When Shea McGill started her sport more than a decade ago, she wasn’t the confident climber she is today. She was afraid and intimidated.
Some of that came from frequently being the only woman in a group of men. A common misconception about the sport is that it requires a tremendous amount of arm strength—not exactly what women are stereotyped as having. Also, climbing up a rock face with nothing but a harness or rope to secure you isn’t exactly our natural state.
McGill definitely conquered her fear.
She became so skilled that she coached the rock-climbing team at Climbnasium, a popular Mechanicsburg climbing gym, for eight years. She enthusiastically repeated the pep talk she frequently gave her athletes.
“Listen, how many rock climbers do you know? None. How many people do you know who ride their bike or play basketball?” she said. “It’s not a new sport, but it is just so hard. It’s hard for a 6-foot-tall male to succeed let alone a 5-foot-nothing girl who can’t do a pull up.”
While coaching and traveling to climbing spots across the country, McGill has seen the central Pennsylvania climbing community grow, welcoming experienced and novice climbers alike.
“It’s crazy because you wouldn’t think that central Pennsylvania would have such a strong climbing community,” McGill said. “But because it is so small and it is such a niche activity, it draws people who are really unique—young, old, the most interesting people I have ever met.”
For those who haven’t tried to make it up a wall or boulder, climbing may seem straightforward—you climb up the wall using the available mounts and holds around you.
That’s true in a way, but a big challenge of climbing is following the set course. Color-coded markers typically lead the way to the end of the path. It’s like the yellow brick road, just vertical. Unlike the one-foot-in-front-of-the-other approach we’re all familiar with, you may find yourself gripping a hold while ever so gracefully adjusting the position of your feet to make the next move doable.
Problem-solving and critical thinking are core to the sport. You may see climbers staring at the wall making mental notes and envisioning each move before they begin their journey. Or, you may spot a climber holding on to the wall as they calculate their position and how to move to the next hold. It’s this mental workout that is just as much a test of endurance as the physical exercise is.
“You’re not losing that much strength day-to-day but, depending on where you are mentally, you are going to perform completely different,” McGill said.
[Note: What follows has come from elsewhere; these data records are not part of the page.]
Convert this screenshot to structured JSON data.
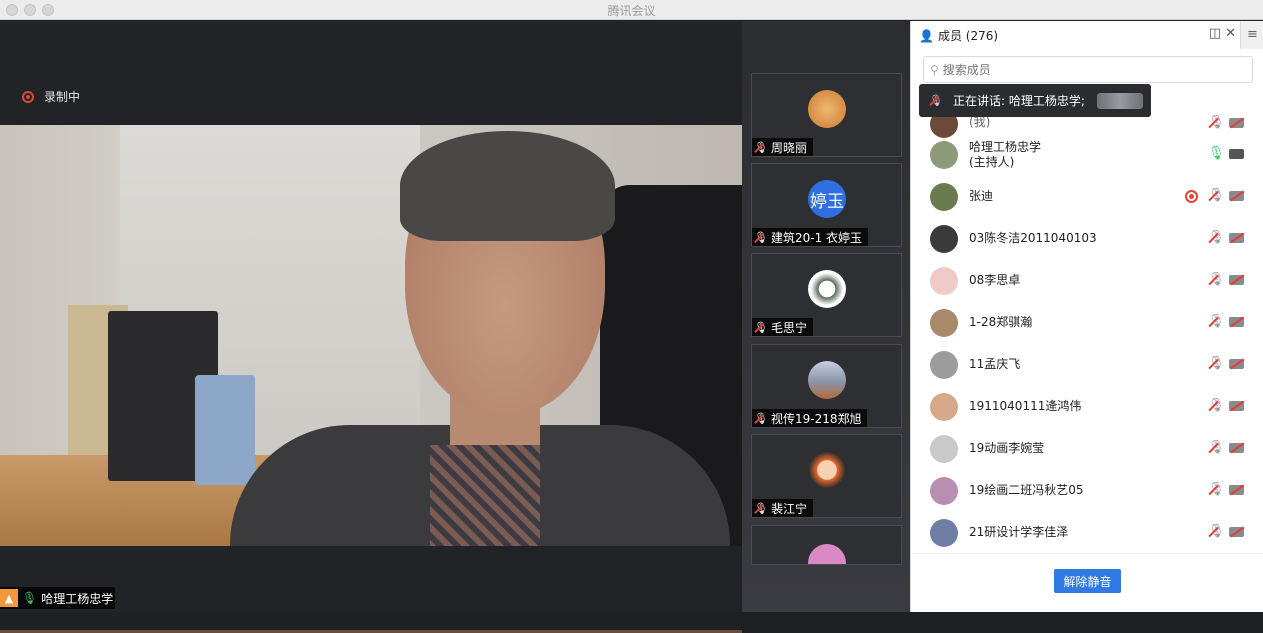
{
  "window": {
    "title": "腾讯会议",
    "traffic_light_color": "#d6d6d6"
  },
  "main": {
    "recording_label": "录制中",
    "recording_color": "#e0473a",
    "self_name": "哈理工杨忠学"
  },
  "thumbnails": [
    {
      "name": "周晓丽",
      "avatar_icon": "dog-avatar-icon",
      "avatar_color": "#d9903f"
    },
    {
      "name": "建筑20-1 衣婷玉",
      "avatar_text": "婷玉",
      "avatar_color": "#2f6fe0"
    },
    {
      "name": "毛思宁",
      "avatar_icon": "cartoon-avatar-icon",
      "avatar_color": "#e8e8e8"
    },
    {
      "name": "视传19-218郑旭",
      "avatar_icon": "landscape-avatar-icon",
      "avatar_color": "#8a94a8"
    },
    {
      "name": "裴江宁",
      "avatar_icon": "cartoon-boy-avatar-icon",
      "avatar_color": "#e2672f"
    }
  ],
  "panel": {
    "title": "成员 (276)",
    "search_placeholder": "搜索成员",
    "tooltip_label": "正在讲话: 哈理工杨忠学;",
    "unmute_button": "解除静音",
    "accent_color": "#2f7ae5",
    "members": [
      {
        "name": "(我)",
        "mic": "off",
        "cam": "off",
        "avatar_color": "#6b4a3a"
      },
      {
        "name": "哈理工杨忠学",
        "sub": "(主持人)",
        "mic": "on",
        "cam": "on",
        "avatar_color": "#8c9a7a"
      },
      {
        "name": "张迪",
        "mic": "off",
        "cam": "off",
        "recording": true,
        "avatar_color": "#6c7a4f"
      },
      {
        "name": "03陈冬洁2011040103",
        "mic": "off",
        "cam": "off",
        "avatar_color": "#3a3a3a"
      },
      {
        "name": "08李思卓",
        "mic": "off",
        "cam": "off",
        "avatar_color": "#f0c9c9"
      },
      {
        "name": "1-28郑骐瀚",
        "mic": "off",
        "cam": "off",
        "avatar_color": "#a88a6a"
      },
      {
        "name": "11孟庆飞",
        "mic": "off",
        "cam": "off",
        "avatar_color": "#9c9c9c"
      },
      {
        "name": "1911040111逄鸿伟",
        "mic": "off",
        "cam": "off",
        "avatar_color": "#d7a98a"
      },
      {
        "name": "19动画李婉莹",
        "mic": "off",
        "cam": "off",
        "avatar_color": "#c9c9c9"
      },
      {
        "name": "19绘画二班冯秋艺05",
        "mic": "off",
        "cam": "off",
        "avatar_color": "#b88fb0"
      },
      {
        "name": "21研设计学李佳泽",
        "mic": "off",
        "cam": "off",
        "avatar_color": "#6f7fa3"
      }
    ]
  }
}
The mental challenge is what brings James Emery, a frequent climber at The Cave in New Cumberland, coming back for more.
“It’s a mix of athletic exercise and mental problem solving,” Emery said. “It’s a nice foundation.”
Evan Bates, owner of The Cave, opened the gym after experiencing climbing with his young nieces and nephews.
“My niece was very much here and there—a classic toddler,” Bates said with a smile. “Her climbing on the rocks really gave her perspective and the ability to get some of that energy out. It really helped with her coordination, which was important for her mom and dad. She became really confident in herself, and now that she has a wall at her school, she’s the superhero.”
Bates partially attributes some of the rise in the sport’s popularity to climbing’s grand reveal in the 2020 Summer Olympics in Tokyo, Japan. In addition to adult athletes like Emery, The Cave welcomes many parents who identify climbing as a sport their kids can progress in. So, it’s just not a weekend hobby.
“People are really wanting to climb,” Bates said. “There’s even more of a customer base and more of a community.”
The Friendship Center opened a climbing wall in January 2018 after a survey found that Lower Paxton Township residents wanted to have a local option.
Rachelle Scott, director of the Friendship Center, sees the wall as another activity that families can do with their children. The wall at the Friendship Center is also the only one that is fully accessible. So, it is accommodating for all levels, as well as for adaptive climbing.
Devon Linville, rock climbing team lead there, has seen a variety of ages and backgrounds take to the wall.
“A lot of people never thought about rock climbing before as an accessible thing they can do,” Linville said. “Now they’ve come here and other places and have really gotten into it.”
Where to Climb
Central Pennsylvania has a growing number of locations for those interested in giving rock climbing a try. Here are the locations mentioned in this story.
The Cave Indoor Rock Climbing
400 Bridge St., New Cumberland
339 N. Locust Point, Mechanicsburg
The Friendship Center
5000 Commons Dr., Harrisburg (Lower Paxton Township)